-- EXERCISE DETAILS --
Quote each record exactly, please, leaving none out.

=== MATERIAL PROVIDED ===

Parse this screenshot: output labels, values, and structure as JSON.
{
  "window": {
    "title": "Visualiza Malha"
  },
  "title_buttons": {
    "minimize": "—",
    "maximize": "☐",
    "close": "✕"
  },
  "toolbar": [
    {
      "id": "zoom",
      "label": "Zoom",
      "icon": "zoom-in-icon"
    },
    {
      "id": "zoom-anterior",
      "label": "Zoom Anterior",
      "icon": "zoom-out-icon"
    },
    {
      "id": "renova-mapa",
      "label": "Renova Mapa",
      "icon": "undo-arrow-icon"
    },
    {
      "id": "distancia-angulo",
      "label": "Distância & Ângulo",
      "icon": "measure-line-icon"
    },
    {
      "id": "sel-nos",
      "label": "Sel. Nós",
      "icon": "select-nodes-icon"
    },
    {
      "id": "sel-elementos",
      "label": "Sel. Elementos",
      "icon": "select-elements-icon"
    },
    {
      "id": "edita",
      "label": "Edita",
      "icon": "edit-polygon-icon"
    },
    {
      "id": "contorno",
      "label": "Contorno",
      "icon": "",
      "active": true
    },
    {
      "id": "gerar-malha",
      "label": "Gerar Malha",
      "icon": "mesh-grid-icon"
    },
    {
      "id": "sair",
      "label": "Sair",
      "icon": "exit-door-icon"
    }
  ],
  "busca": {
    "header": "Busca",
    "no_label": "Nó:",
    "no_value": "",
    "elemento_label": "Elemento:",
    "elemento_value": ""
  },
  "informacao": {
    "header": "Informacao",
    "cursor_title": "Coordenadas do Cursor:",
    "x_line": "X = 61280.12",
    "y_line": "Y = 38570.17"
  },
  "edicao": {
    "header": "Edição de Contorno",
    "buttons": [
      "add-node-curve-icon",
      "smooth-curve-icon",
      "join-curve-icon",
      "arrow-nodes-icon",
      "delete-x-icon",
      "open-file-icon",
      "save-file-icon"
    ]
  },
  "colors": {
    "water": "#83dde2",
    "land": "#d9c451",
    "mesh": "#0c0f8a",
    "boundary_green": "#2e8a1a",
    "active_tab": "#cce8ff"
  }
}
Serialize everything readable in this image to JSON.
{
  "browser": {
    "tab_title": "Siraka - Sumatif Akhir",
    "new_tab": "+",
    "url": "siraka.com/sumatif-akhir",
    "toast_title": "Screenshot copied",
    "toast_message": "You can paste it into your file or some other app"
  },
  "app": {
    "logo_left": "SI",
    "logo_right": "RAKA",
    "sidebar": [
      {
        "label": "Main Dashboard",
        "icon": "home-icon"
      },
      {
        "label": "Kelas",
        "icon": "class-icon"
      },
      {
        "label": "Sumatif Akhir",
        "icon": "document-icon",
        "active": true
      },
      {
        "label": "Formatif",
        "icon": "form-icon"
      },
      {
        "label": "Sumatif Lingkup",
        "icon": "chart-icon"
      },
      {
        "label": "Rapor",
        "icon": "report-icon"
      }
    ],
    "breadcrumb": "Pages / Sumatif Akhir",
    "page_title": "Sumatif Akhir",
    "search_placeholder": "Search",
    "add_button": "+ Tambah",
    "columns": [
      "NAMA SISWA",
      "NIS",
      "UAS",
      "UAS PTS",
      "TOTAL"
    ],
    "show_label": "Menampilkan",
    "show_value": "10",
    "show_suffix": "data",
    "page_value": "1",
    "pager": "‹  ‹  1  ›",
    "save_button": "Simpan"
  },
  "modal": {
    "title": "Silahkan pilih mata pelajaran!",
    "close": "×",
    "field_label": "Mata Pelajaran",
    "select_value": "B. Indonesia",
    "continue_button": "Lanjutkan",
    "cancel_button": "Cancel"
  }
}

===

-- ANSWER SPACE --
Parse this screenshot: output labels, values, and structure as JSON.
{
  "window": {
    "title": "Visualiza Malha"
  },
  "title_buttons": {
    "minimize": "—",
    "maximize": "☐",
    "close": "✕"
  },
  "toolbar": [
    {
      "id": "zoom",
      "label": "Zoom",
      "icon": "zoom-in-icon"
    },
    {
      "id": "zoom-anterior",
      "label": "Zoom Anterior",
      "icon": "zoom-out-icon"
    },
    {
      "id": "renova-mapa",
      "label": "Renova Mapa",
      "icon": "undo-arrow-icon"
    },
    {
      "id": "distancia-angulo",
      "label": "Distância & Ângulo",
      "icon": "measure-line-icon"
    },
    {
      "id": "sel-nos",
      "label": "Sel. Nós",
      "icon": "select-nodes-icon"
    },
    {
      "id": "sel-elementos",
      "label": "Sel. Elementos",
      "icon": "select-elements-icon"
    },
    {
      "id": "edita",
      "label": "Edita",
      "icon": "edit-polygon-icon"
    },
    {
      "id": "contorno",
      "label": "Contorno",
      "icon": "",
      "active": true
    },
    {
      "id": "gerar-malha",
      "label": "Gerar Malha",
      "icon": "mesh-grid-icon"
    },
    {
      "id": "sair",
      "label": "Sair",
      "icon": "exit-door-icon"
    }
  ],
  "busca": {
    "header": "Busca",
    "no_label": "Nó:",
    "no_value": "",
    "elemento_label": "Elemento:",
    "elemento_value": ""
  },
  "informacao": {
    "header": "Informacao",
    "cursor_title": "Coordenadas do Cursor:",
    "x_line": "X = 61280.12",
    "y_line": "Y = 38570.17"
  },
  "edicao": {
    "header": "Edição de Contorno",
    "buttons": [
      "add-node-curve-icon",
      "smooth-curve-icon",
      "join-curve-icon",
      "arrow-nodes-icon",
      "delete-x-icon",
      "open-file-icon",
      "save-file-icon"
    ]
  },
  "colors": {
    "water": "#83dde2",
    "land": "#d9c451",
    "mesh": "#0c0f8a",
    "boundary_green": "#2e8a1a",
    "active_tab": "#cce8ff"
  }
}
Serialize everything readable in this image to JSON.
{
  "browser": {
    "tab_title": "Siraka - Sumatif Akhir",
    "new_tab": "+",
    "url": "siraka.com/sumatif-akhir",
    "toast_title": "Screenshot copied",
    "toast_message": "You can paste it into your file or some other app"
  },
  "app": {
    "logo_left": "SI",
    "logo_right": "RAKA",
    "sidebar": [
      {
        "label": "Main Dashboard",
        "icon": "home-icon"
      },
      {
        "label": "Kelas",
        "icon": "class-icon"
      },
      {
        "label": "Sumatif Akhir",
        "icon": "document-icon",
        "active": true
      },
      {
        "label": "Formatif",
        "icon": "form-icon"
      },
      {
        "label": "Sumatif Lingkup",
        "icon": "chart-icon"
      },
      {
        "label": "Rapor",
        "icon": "report-icon"
      }
    ],
    "breadcrumb": "Pages / Sumatif Akhir",
    "page_title": "Sumatif Akhir",
    "search_placeholder": "Search",
    "add_button": "+ Tambah",
    "columns": [
      "NAMA SISWA",
      "NIS",
      "UAS",
      "UAS PTS",
      "TOTAL"
    ],
    "show_label": "Menampilkan",
    "show_value": "10",
    "show_suffix": "data",
    "page_value": "1",
    "pager": "‹  ‹  1  ›",
    "save_button": "Simpan"
  },
  "modal": {
    "title": "Silahkan pilih mata pelajaran!",
    "close": "×",
    "field_label": "Mata Pelajaran",
    "select_value": "B. Indonesia",
    "continue_button": "Lanjutkan",
    "cancel_button": "Cancel"
  }
}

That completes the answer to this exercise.